Climate costs include both societal and ecological consequences of climate change. The main costs are a result of greenhouse gas emissions from the soil as a result of deforestation, intensive use of fertilizer (artificial fertilizer) and tillage. Looking at climate benefits, the focus here is on forms of sustainable agriculture that keep carbon in the soil, conserve forests or maintain a green cover.
Water costs result from both water pollution and water scarcity. The most significant cost here is filtering nitrate and pesticide contaminants out of drinking water. Water scarcity leads to damage costs and defensive expenditure. Looking at the benefits, sustainable agriculture uses less water and causes less pollution. Due to the fact that agrochemicals are prohibited and that healthy soils have a higher water holding capacity, sustainable farming has a much more positive impact on this vital resource.
Soil costs are costs incurred when soil is lost through wind and water erosion. Poorly managed soils are significantly more prone to this form of erosion. Soil benefits arise where farmers invest in their soils using compost or deep rooting green crops. These methods enhance the soil and make soils less susceptible to erosion. Additionally, healthy soils boost the natural pest and disease resistance of the crops. These benefits have not been taken into account by the FAO yet.
The loss of biodiversity leads to several costs for society. Agrochemicals and fertilizer leach causes loss of flora and fauna biodiversity. A major cost is the loss of pollinators who play an indispensable role in the lifecycle of our crops. Loss of biodiversity also leads to increased sensitivity to pests and loss of landscape value. Looking at the benefits, sustainable farming practices can protect biodiversity; on top of the fact that agrochemicals are banned, organic farmers often implement measures such as flower borders, hedges, crop rotation, low-tillage and other techniques that benefit diversity. Unfortunately, the current FAO framework looks only at damage reduction in relation to pesticide and fertilizer use, so positive impacts may be much larger than calculated.
5: Social coherence
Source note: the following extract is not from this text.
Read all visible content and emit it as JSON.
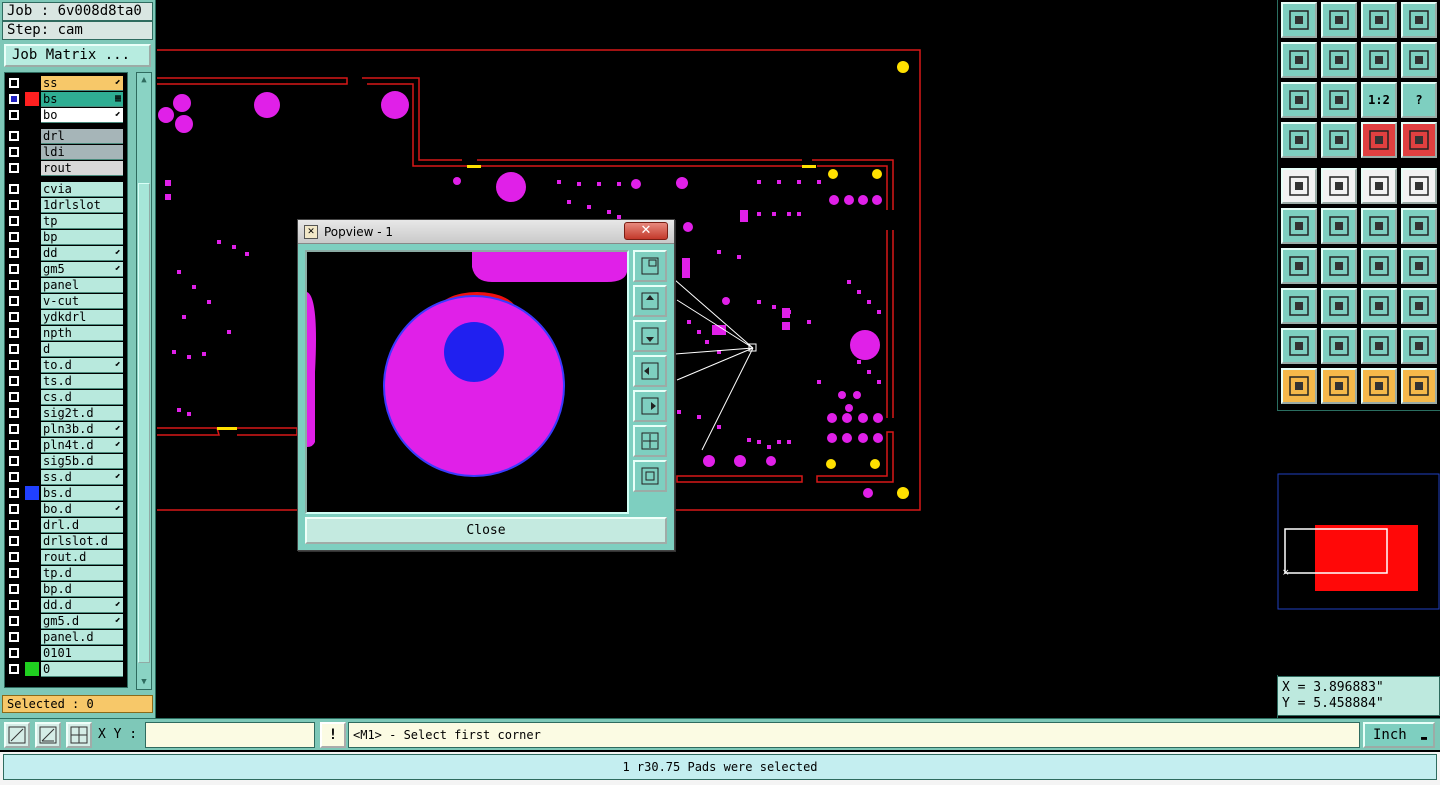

Societal costs as a result of non-sustainable farming practices occur when these practices lead to social disruption and the loss of living environment. In the worst case scenario this can lead to regional armed conflicts over land or water. The FAO model calculates the loss of livelihood purely based on land loss. For the cost of conflicts, no modelling is available. Benefits for society occur when sustainable farming practices maintain farmland and the living environment, leading to lower risks of conflict. Unfortunately the influence on the social fabric of capacity building & development (freedom), equal rights and opportunities (justice) and a fair distribution of economic wealth (solidarity) is not taken into account yet. The same goes for landscape quality and beauty.
6: Health costs
Health costs are costs incurred by coming into contact (directly and indirectly) with agrochemicals on the production side. The FAO does not take into account health damage on the consumer side (for example, as a result of pesticide residues). However, the approach developed by EY and Soil & More International for the TCA-FFF pilot does include consumer effects as well. The benefits of healthy food (pro-active health care and disease prevention) are not included in the models.